◆ **WORK TASK**
The word "Path" may appear in some lines of the data; copy every such line.

◆ **THE DATA**
======
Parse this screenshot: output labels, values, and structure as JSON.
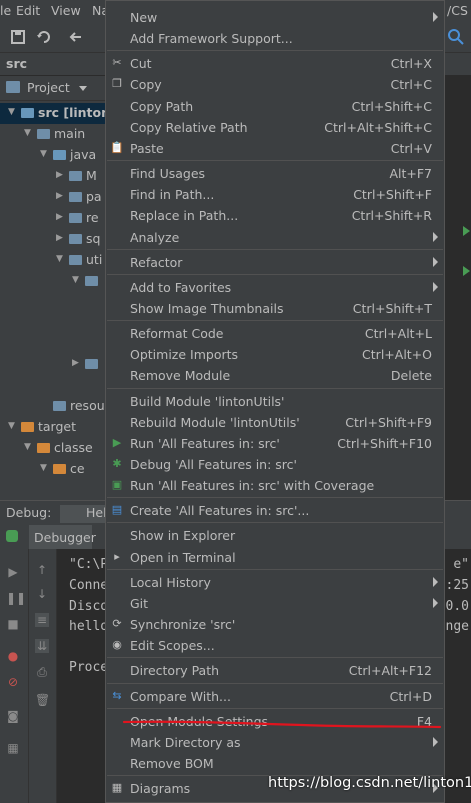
{
  "menubar": {
    "items": [
      "le",
      "Edit",
      "View",
      "Na",
      "/CS"
    ]
  },
  "navbar": {
    "crumb": "src",
    "editor_tab": "He"
  },
  "project_panel": {
    "title": "Project"
  },
  "tree": [
    {
      "label": "src [lintonU",
      "depth": 0,
      "expanded": true,
      "bold": true,
      "selected": true,
      "folder": "blue"
    },
    {
      "label": "main",
      "depth": 1,
      "expanded": true,
      "folder": "gray"
    },
    {
      "label": "java",
      "depth": 2,
      "expanded": true,
      "folder": "blue"
    },
    {
      "label": "M",
      "depth": 3,
      "expanded": false,
      "folder": "gray"
    },
    {
      "label": "pa",
      "depth": 3,
      "expanded": false,
      "folder": "gray"
    },
    {
      "label": "re",
      "depth": 3,
      "expanded": false,
      "folder": "gray"
    },
    {
      "label": "sq",
      "depth": 3,
      "expanded": false,
      "folder": "gray"
    },
    {
      "label": "uti",
      "depth": 3,
      "expanded": true,
      "folder": "gray"
    },
    {
      "label": "",
      "depth": 4,
      "expanded": true,
      "folder": "gray"
    },
    {
      "label": "",
      "depth": 4,
      "expanded": false,
      "folder": "gray"
    },
    {
      "label": "resou",
      "depth": 2,
      "expanded": null,
      "folder": "gray"
    },
    {
      "label": "target",
      "depth": 0,
      "expanded": true,
      "folder": "orange"
    },
    {
      "label": "classe",
      "depth": 1,
      "expanded": true,
      "folder": "orange"
    },
    {
      "label": "ce",
      "depth": 2,
      "expanded": true,
      "folder": "orange"
    }
  ],
  "debug": {
    "title": "Debug:",
    "tab": "Hel",
    "debugger_tab": "Debugger"
  },
  "console": {
    "lines": [
      "\"C:\\P",
      "Conne",
      "Disco",
      "hello",
      "",
      "Proce"
    ],
    "right_frag": [
      "e\"",
      ":25",
      "0.0",
      "inge"
    ]
  },
  "context_menu": {
    "groups": [
      [
        {
          "label": "New",
          "icon": "",
          "shortcut": "",
          "submenu": true
        },
        {
          "label": "Add Framework Support...",
          "icon": "",
          "shortcut": "",
          "submenu": false
        }
      ],
      [
        {
          "label": "Cut",
          "icon": "scissors-icon",
          "shortcut": "Ctrl+X",
          "submenu": false
        },
        {
          "label": "Copy",
          "icon": "copy-icon",
          "shortcut": "Ctrl+C",
          "submenu": false
        },
        {
          "label": "Copy Path",
          "icon": "",
          "shortcut": "Ctrl+Shift+C",
          "submenu": false
        },
        {
          "label": "Copy Relative Path",
          "icon": "",
          "shortcut": "Ctrl+Alt+Shift+C",
          "submenu": false
        },
        {
          "label": "Paste",
          "icon": "clipboard-icon",
          "shortcut": "Ctrl+V",
          "submenu": false
        }
      ],
      [
        {
          "label": "Find Usages",
          "icon": "",
          "shortcut": "Alt+F7",
          "submenu": false
        },
        {
          "label": "Find in Path...",
          "icon": "",
          "shortcut": "Ctrl+Shift+F",
          "submenu": false
        },
        {
          "label": "Replace in Path...",
          "icon": "",
          "shortcut": "Ctrl+Shift+R",
          "submenu": false
        },
        {
          "label": "Analyze",
          "icon": "",
          "shortcut": "",
          "submenu": true
        }
      ],
      [
        {
          "label": "Refactor",
          "icon": "",
          "shortcut": "",
          "submenu": true
        }
      ],
      [
        {
          "label": "Add to Favorites",
          "icon": "",
          "shortcut": "",
          "submenu": true
        },
        {
          "label": "Show Image Thumbnails",
          "icon": "",
          "shortcut": "Ctrl+Shift+T",
          "submenu": false
        }
      ],
      [
        {
          "label": "Reformat Code",
          "icon": "",
          "shortcut": "Ctrl+Alt+L",
          "submenu": false
        },
        {
          "label": "Optimize Imports",
          "icon": "",
          "shortcut": "Ctrl+Alt+O",
          "submenu": false
        },
        {
          "label": "Remove Module",
          "icon": "",
          "shortcut": "Delete",
          "submenu": false
        }
      ],
      [
        {
          "label": "Build Module 'lintonUtils'",
          "icon": "",
          "shortcut": "",
          "submenu": false
        },
        {
          "label": "Rebuild Module 'lintonUtils'",
          "icon": "",
          "shortcut": "Ctrl+Shift+F9",
          "submenu": false
        },
        {
          "label": "Run 'All Features in: src'",
          "icon": "run-icon",
          "shortcut": "Ctrl+Shift+F10",
          "submenu": false
        },
        {
          "label": "Debug 'All Features in: src'",
          "icon": "debug-icon",
          "shortcut": "",
          "submenu": false
        },
        {
          "label": "Run 'All Features in: src' with Coverage",
          "icon": "coverage-icon",
          "shortcut": "",
          "submenu": false
        }
      ],
      [
        {
          "label": "Create 'All Features in: src'...",
          "icon": "create-config-icon",
          "shortcut": "",
          "submenu": false
        }
      ],
      [
        {
          "label": "Show in Explorer",
          "icon": "",
          "shortcut": "",
          "submenu": false
        },
        {
          "label": "Open in Terminal",
          "icon": "terminal-icon",
          "shortcut": "",
          "submenu": false
        }
      ],
      [
        {
          "label": "Local History",
          "icon": "",
          "shortcut": "",
          "submenu": true
        },
        {
          "label": "Git",
          "icon": "",
          "shortcut": "",
          "submenu": true
        },
        {
          "label": "Synchronize 'src'",
          "icon": "sync-icon",
          "shortcut": "",
          "submenu": false
        },
        {
          "label": "Edit Scopes...",
          "icon": "scope-icon",
          "shortcut": "",
          "submenu": false
        }
      ],
      [
        {
          "label": "Directory Path",
          "icon": "",
          "shortcut": "Ctrl+Alt+F12",
          "submenu": false
        }
      ],
      [
        {
          "label": "Compare With...",
          "icon": "compare-icon",
          "shortcut": "Ctrl+D",
          "submenu": false
        }
      ],
      [
        {
          "label": "Open Module Settings",
          "icon": "",
          "shortcut": "F4",
          "submenu": false,
          "highlight": true
        },
        {
          "label": "Mark Directory as",
          "icon": "",
          "shortcut": "",
          "submenu": true
        },
        {
          "label": "Remove BOM",
          "icon": "",
          "shortcut": "",
          "submenu": false
        }
      ],
      [
        {
          "label": "Diagrams",
          "icon": "diagram-icon",
          "shortcut": "",
          "submenu": true
        }
      ]
    ]
  },
  "watermark": "https://blog.csdn.net/linton1",
  "colors": {
    "menu_bg": "#3c3f41",
    "text": "#bbbbbb",
    "annotation_red": "#e0141e",
    "run_green": "#499c54"
  }
}
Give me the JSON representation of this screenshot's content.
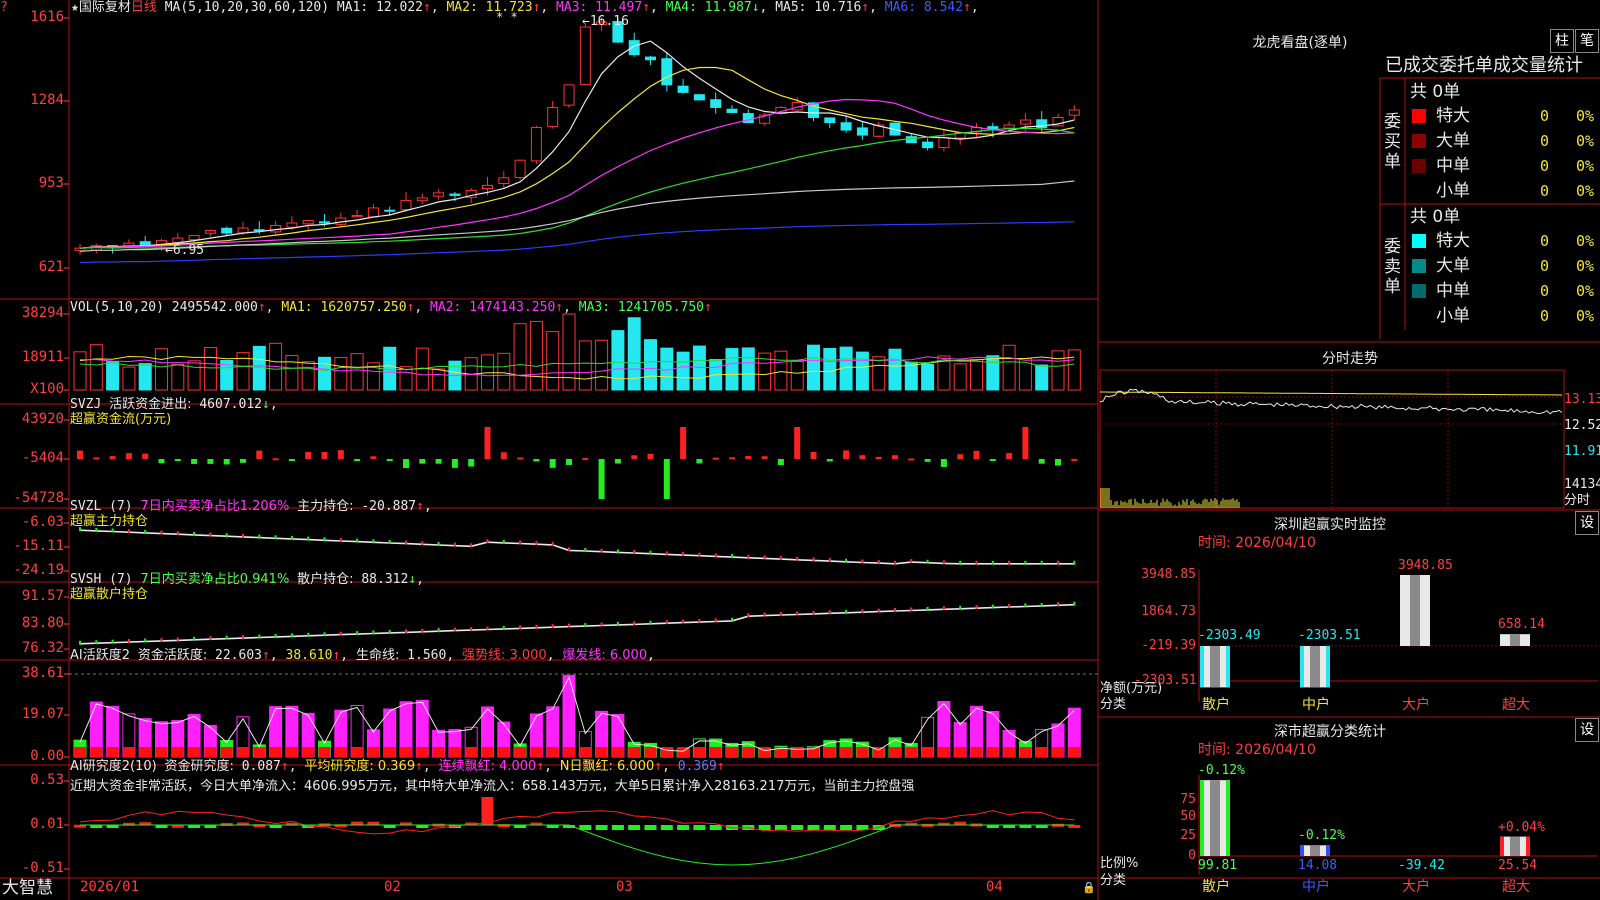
{
  "app_name": "大智慧",
  "stock": {
    "name": "国际复材",
    "period": "日线"
  },
  "ma_header": {
    "label": "MA(5,10,20,30,60,120)",
    "items": [
      {
        "name": "MA1",
        "value": "12.022",
        "dir": "↑",
        "color": "#e8e8e8"
      },
      {
        "name": "MA2",
        "value": "11.723",
        "dir": "↑",
        "color": "#f2e33a"
      },
      {
        "name": "MA3",
        "value": "11.497",
        "dir": "↑",
        "color": "#ff35ff"
      },
      {
        "name": "MA4",
        "value": "11.987",
        "dir": "↓",
        "color": "#4dff4d"
      },
      {
        "name": "MA5",
        "value": "10.716",
        "dir": "↑",
        "color": "#e8e8e8"
      },
      {
        "name": "MA6",
        "value": "8.542",
        "dir": "↑",
        "color": "#3a5cff"
      }
    ],
    "high_label": "16.16",
    "low_label": "6.95",
    "stars": "* *"
  },
  "price_axis": [
    "1616",
    "1284",
    "953",
    "621"
  ],
  "vol_header": {
    "label": "VOL(5,10,20)",
    "value": "2495542.000",
    "ma1": "1620757.250",
    "ma2": "1474143.250",
    "ma3": "1241705.750"
  },
  "vol_axis": [
    "38294",
    "18911",
    "X100"
  ],
  "svzj": {
    "label": "SVZJ",
    "text": "活跃资金进出:",
    "value": "4607.012",
    "dir": "↓",
    "sub": "超赢资金流(万元)",
    "axis": [
      "43920",
      "-5404",
      "-54728"
    ]
  },
  "svzl": {
    "label": "SVZL (7)",
    "ratio": "7日内买卖净占比1.206%",
    "text": "主力持仓:",
    "value": "-20.887",
    "dir": "↑",
    "sub": "超赢主力持仓",
    "axis": [
      "-6.03",
      "-15.11",
      "-24.19"
    ]
  },
  "svsh": {
    "label": "SVSH (7)",
    "ratio": "7日内买卖净占比0.941%",
    "text": "散户持仓:",
    "value": "88.312",
    "dir": "↓",
    "sub": "超赢散户持仓",
    "axis": [
      "91.57",
      "83.80",
      "76.32"
    ]
  },
  "ai_active": {
    "label": "AI活跃度2",
    "text": "资金活跃度:",
    "v1": "22.603",
    "v2": "38.610",
    "life_label": "生命线:",
    "life": "1.560",
    "strong": "强势线: 3.000",
    "burst": "爆发线: 6.000",
    "axis": [
      "38.61",
      "19.07",
      "0.00"
    ]
  },
  "ai_research": {
    "label": "AI研究度2(10)",
    "text": "资金研究度:",
    "v1": "0.087",
    "avg": "平均研究度: 0.369",
    "lian": "连续飘红: 4.000",
    "nred": "N日飘红: 6.000",
    "last": "0.369",
    "axis": [
      "0.53",
      "0.01",
      "-0.51"
    ],
    "comment": "近期大资金非常活跃，今日大单净流入：4606.995万元，其中特大单净流入：658.143万元，大单5日累计净入28163.217万元，当前主力控盘强"
  },
  "x_labels": [
    "2026/01",
    "02",
    "03",
    "04"
  ],
  "lhb": {
    "title": "龙虎看盘(逐单)",
    "btn1": "柱",
    "btn2": "笔",
    "subtitle": "已成交委托单成交量统计",
    "buy_label": "委买单",
    "sell_label": "委卖单",
    "buy_total": "共 0单",
    "sell_total": "共 0单",
    "rows": [
      {
        "name": "特大",
        "val": "0",
        "pct": "0%"
      },
      {
        "name": "大单",
        "val": "0",
        "pct": "0%"
      },
      {
        "name": "中单",
        "val": "0",
        "pct": "0%"
      },
      {
        "name": "小单",
        "val": "0",
        "pct": "0%"
      }
    ],
    "buy_colors": [
      "#ff0000",
      "#8b0000",
      "#6b0000",
      "#000000"
    ],
    "sell_colors": [
      "#00ffff",
      "#008b8b",
      "#006b6b",
      "#000000"
    ]
  },
  "fenshi": {
    "title": "分时走势",
    "axis": [
      "13.13",
      "12.52",
      "11.91"
    ],
    "vol": "14134",
    "unit": "分时"
  },
  "sz_monitor": {
    "title": "深圳超赢实时监控",
    "btn": "设",
    "date": "时间: 2026/04/10",
    "axis": [
      "3948.85",
      "1864.73",
      "-219.39",
      "-2303.51"
    ],
    "ylabel": "净额(万元)",
    "xlabel": "分类",
    "cats": [
      "散户",
      "中户",
      "大户",
      "超大"
    ],
    "values": [
      -2303.49,
      -2303.51,
      3948.85,
      658.14
    ],
    "labels": [
      "-2303.49",
      "-2303.51",
      "3948.85",
      "658.14"
    ]
  },
  "sz_class": {
    "title": "深市超赢分类统计",
    "btn": "设",
    "date": "时间: 2026/04/10",
    "axis": [
      "75",
      "50",
      "25",
      "0"
    ],
    "ylabel": "比例%",
    "xlabel": "分类",
    "cats": [
      "散户",
      "中户",
      "大户",
      "超大"
    ],
    "values": [
      99.81,
      14.08,
      -39.42,
      25.54
    ],
    "tops": [
      "-0.12%",
      "-0.12%",
      "",
      "+0.04%"
    ],
    "bottoms": [
      "99.81",
      "14.08",
      "-39.42",
      "25.54"
    ]
  }
}
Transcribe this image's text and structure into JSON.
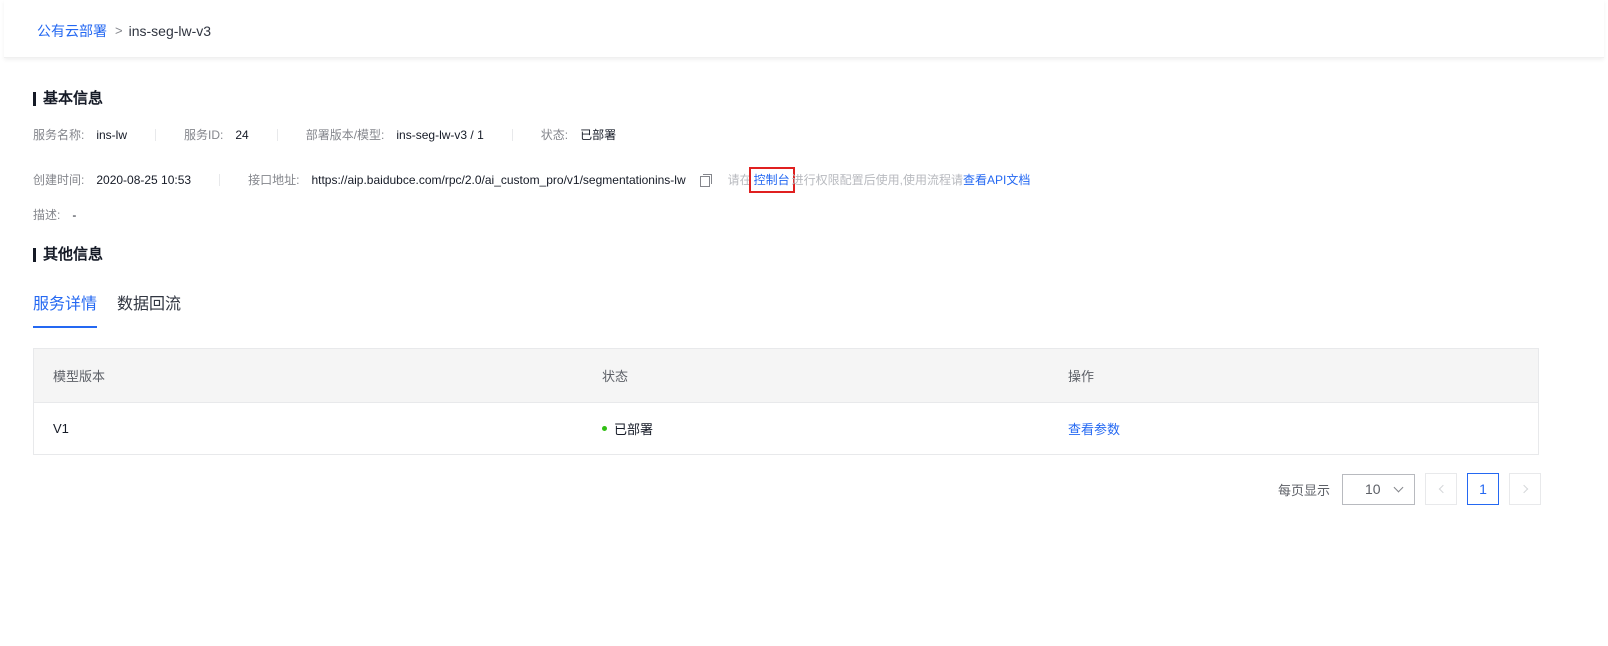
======
◆ **TASK OUTPUT**
          "label": "Copy Path",
          "label": "Copy Relative Path",
          "label": "Find in Path...",
          "label": "Replace in Path...",
          "label": "Directory Path",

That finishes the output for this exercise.